As part of a widespread community training programme, reaching over 2 000 adults across the Eastern Cape and KwaZulu-Natal, over 1 000 residents from Mount Frere, Maluti, Bizana, Flagstaff and Lusikisiki have been selected for free specialised literacy training this May.
Participants will be inspired and equipped to nurture a love of reading and storytelling in home languages amongst children of all ages in a bid to further support and spread the work of Nal’ibali’s school-based literacy project, Story Powered Schools, which will be operating in these areas this year.
“The truth is that South African children struggle to read, particularly those living in rural areas. Literacy is the gateway to success in the modern world and, while we will be working with schools to implement our special reading-for-enjoyment approach, we recognise and respect the power and potential that communities can play in their children’s literacy development,” says Michael Cekiso, Story Powered Schools Programme Manager.
Literacy learning can take place anywhere, not just in classroom. In fact, research shows a direct link between reading for pleasure and school success. So, the earlier parents and caregivers engage their children with literacy activities, the more likely they are to succeed in school, regardless of their socioeconomic background. And, simple literacy learning activities such as storytelling, can be done by anyone, at any time.
A pilot project run by Nal’ibali – the national reading-for-enjoyment campaign – and endorsed by the Department of Basic Education (DBE), Story Powered Schools aims to support over 700 schools in the remote areas of KwaZulu-Natal and Eastern Cape over a three-year period. Identified by the DBE as schools most in need of intervention, and least likely to receive any other development opportunities, the project is working with a total of 240 schools in these two provinces this year.
Each of these schools has already received five hanging libraries – one each for grades R to 4 – stocked with 150 storybooks in both English and isiXhosa or isiZulu. Further, the schools will be supported in setting up reading clubs and making reading part of the daily curriculum.

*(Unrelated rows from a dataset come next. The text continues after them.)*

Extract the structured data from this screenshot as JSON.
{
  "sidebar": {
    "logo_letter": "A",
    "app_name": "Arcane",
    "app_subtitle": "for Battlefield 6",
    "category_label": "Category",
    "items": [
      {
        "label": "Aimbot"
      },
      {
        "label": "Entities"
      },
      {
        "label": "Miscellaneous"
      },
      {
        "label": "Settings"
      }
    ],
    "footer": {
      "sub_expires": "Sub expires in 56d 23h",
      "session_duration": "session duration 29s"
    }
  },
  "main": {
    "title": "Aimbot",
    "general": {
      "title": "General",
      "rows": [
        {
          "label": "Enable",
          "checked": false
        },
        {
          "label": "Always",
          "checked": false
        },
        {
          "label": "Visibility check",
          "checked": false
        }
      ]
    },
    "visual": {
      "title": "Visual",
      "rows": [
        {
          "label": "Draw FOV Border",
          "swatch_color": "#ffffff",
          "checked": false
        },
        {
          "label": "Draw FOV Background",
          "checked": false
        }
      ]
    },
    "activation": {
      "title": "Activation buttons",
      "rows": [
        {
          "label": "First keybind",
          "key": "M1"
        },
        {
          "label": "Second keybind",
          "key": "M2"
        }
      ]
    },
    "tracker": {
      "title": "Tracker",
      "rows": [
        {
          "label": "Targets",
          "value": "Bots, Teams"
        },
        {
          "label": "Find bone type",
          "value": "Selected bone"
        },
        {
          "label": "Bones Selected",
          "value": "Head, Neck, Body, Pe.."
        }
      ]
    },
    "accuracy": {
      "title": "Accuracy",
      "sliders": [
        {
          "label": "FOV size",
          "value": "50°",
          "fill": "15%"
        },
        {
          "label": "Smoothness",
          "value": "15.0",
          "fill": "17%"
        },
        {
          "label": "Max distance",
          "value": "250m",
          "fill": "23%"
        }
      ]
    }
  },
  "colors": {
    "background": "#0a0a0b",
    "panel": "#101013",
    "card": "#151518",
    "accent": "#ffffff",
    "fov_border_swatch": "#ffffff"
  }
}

However, to ensure the sustainability of the programme, the training is aimed at reinvigorating a love for stories in adults, and reminding parents and caregivers of their about their powerful role as their children’s first teachers. When adults lead by example as reading role models, it encourages their children to adopt the same habit.
“Most parents want the best for their children but often underestimate their ability to support their children’s literacy learning. They may not be able to read, or perhaps recall unpleasant experiences when they first learnt to read. Through our training, we will be showing adults new ways to experience books and stories as fun and meaningful, and how to make use of indigenous language and knowledge to not only pass on and preserve our heritage, but to give children a powerful advantage in life,” concludes Cekiso.